• _To do_:
Print each line below verbatim, skipping every picture.

· · · ·

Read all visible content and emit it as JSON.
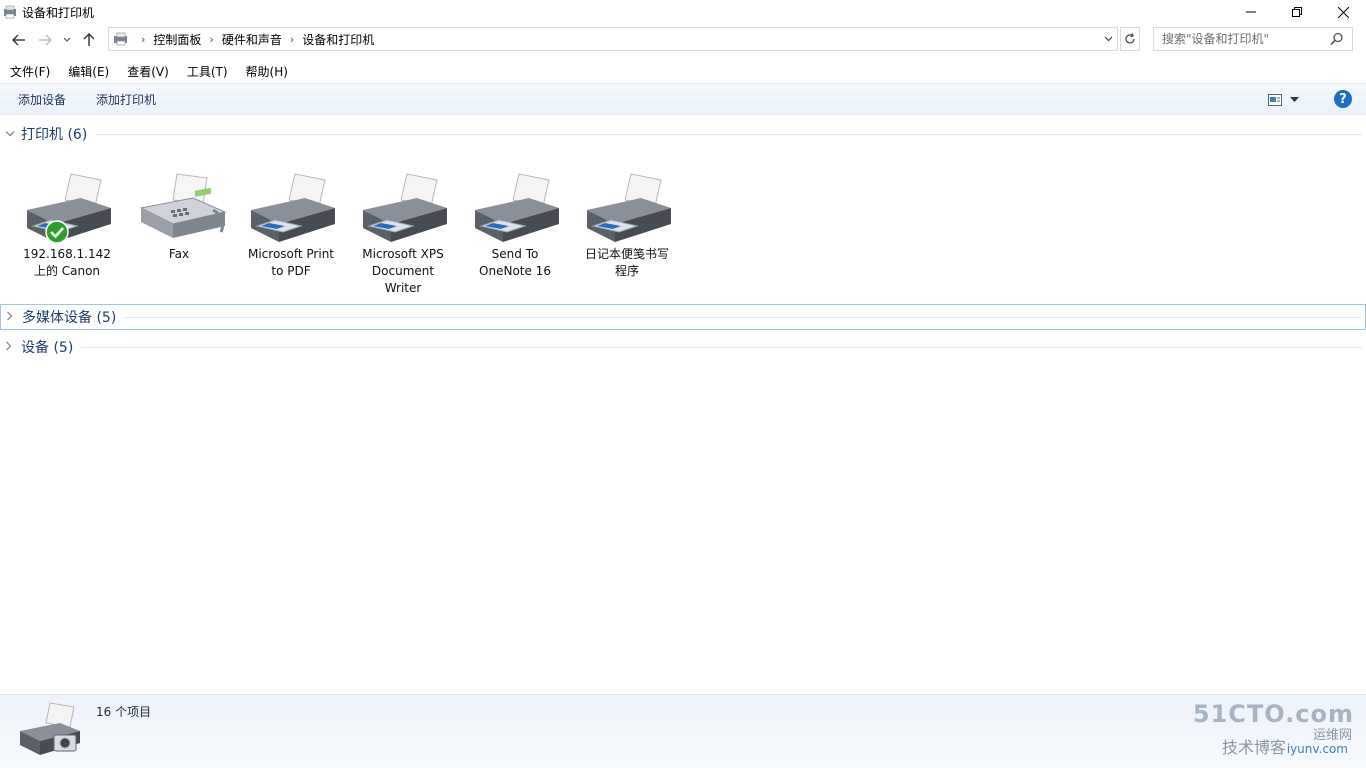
{
  "window": {
    "title": "设备和打印机"
  },
  "nav": {
    "breadcrumbs": [
      "控制面板",
      "硬件和声音",
      "设备和打印机"
    ],
    "search_placeholder": "搜索\"设备和打印机\""
  },
  "menu": [
    "文件(F)",
    "编辑(E)",
    "查看(V)",
    "工具(T)",
    "帮助(H)"
  ],
  "commands": {
    "add_device": "添加设备",
    "add_printer": "添加打印机",
    "help": "?"
  },
  "groups": {
    "printers": {
      "label": "打印机 (6)"
    },
    "multimedia": {
      "label": "多媒体设备 (5)"
    },
    "devices": {
      "label": "设备 (5)"
    }
  },
  "printers": [
    {
      "label_line1": "192.168.1.142",
      "label_line2": "上的 Canon",
      "label_line3": "",
      "icon": "printer-icon",
      "default": true
    },
    {
      "label_line1": "Fax",
      "label_line2": "",
      "label_line3": "",
      "icon": "fax-icon",
      "default": false
    },
    {
      "label_line1": "Microsoft Print",
      "label_line2": "to PDF",
      "label_line3": "",
      "icon": "printer-icon",
      "default": false
    },
    {
      "label_line1": "Microsoft XPS",
      "label_line2": "Document",
      "label_line3": "Writer",
      "icon": "printer-icon",
      "default": false
    },
    {
      "label_line1": "Send To",
      "label_line2": "OneNote 16",
      "label_line3": "",
      "icon": "printer-icon",
      "default": false
    },
    {
      "label_line1": "日记本便笺书写",
      "label_line2": "程序",
      "label_line3": "",
      "icon": "printer-icon",
      "default": false
    }
  ],
  "status": {
    "count": "16 个项目"
  },
  "watermark": {
    "site": "51CTO.com",
    "line2": "技术博客",
    "line3": "运维网",
    "line4": "iyunv.com"
  },
  "colors": {
    "accent": "#1a6fc0",
    "group_title": "#1e3c6f",
    "default_check": "#2aa02a"
  }
}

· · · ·

• _Solution to this task_:
Read all visible content and emit it as JSON.
{
  "window": {
    "title": "设备和打印机"
  },
  "nav": {
    "breadcrumbs": [
      "控制面板",
      "硬件和声音",
      "设备和打印机"
    ],
    "search_placeholder": "搜索\"设备和打印机\""
  },
  "menu": [
    "文件(F)",
    "编辑(E)",
    "查看(V)",
    "工具(T)",
    "帮助(H)"
  ],
  "commands": {
    "add_device": "添加设备",
    "add_printer": "添加打印机",
    "help": "?"
  },
  "groups": {
    "printers": {
      "label": "打印机 (6)"
    },
    "multimedia": {
      "label": "多媒体设备 (5)"
    },
    "devices": {
      "label": "设备 (5)"
    }
  },
  "printers": [
    {
      "label_line1": "192.168.1.142",
      "label_line2": "上的 Canon",
      "label_line3": "",
      "icon": "printer-icon",
      "default": true
    },
    {
      "label_line1": "Fax",
      "label_line2": "",
      "label_line3": "",
      "icon": "fax-icon",
      "default": false
    },
    {
      "label_line1": "Microsoft Print",
      "label_line2": "to PDF",
      "label_line3": "",
      "icon": "printer-icon",
      "default": false
    },
    {
      "label_line1": "Microsoft XPS",
      "label_line2": "Document",
      "label_line3": "Writer",
      "icon": "printer-icon",
      "default": false
    },
    {
      "label_line1": "Send To",
      "label_line2": "OneNote 16",
      "label_line3": "",
      "icon": "printer-icon",
      "default": false
    },
    {
      "label_line1": "日记本便笺书写",
      "label_line2": "程序",
      "label_line3": "",
      "icon": "printer-icon",
      "default": false
    }
  ],
  "status": {
    "count": "16 个项目"
  },
  "watermark": {
    "site": "51CTO.com",
    "line2": "技术博客",
    "line3": "运维网",
    "line4": "iyunv.com"
  },
  "colors": {
    "accent": "#1a6fc0",
    "group_title": "#1e3c6f",
    "default_check": "#2aa02a"
  }
}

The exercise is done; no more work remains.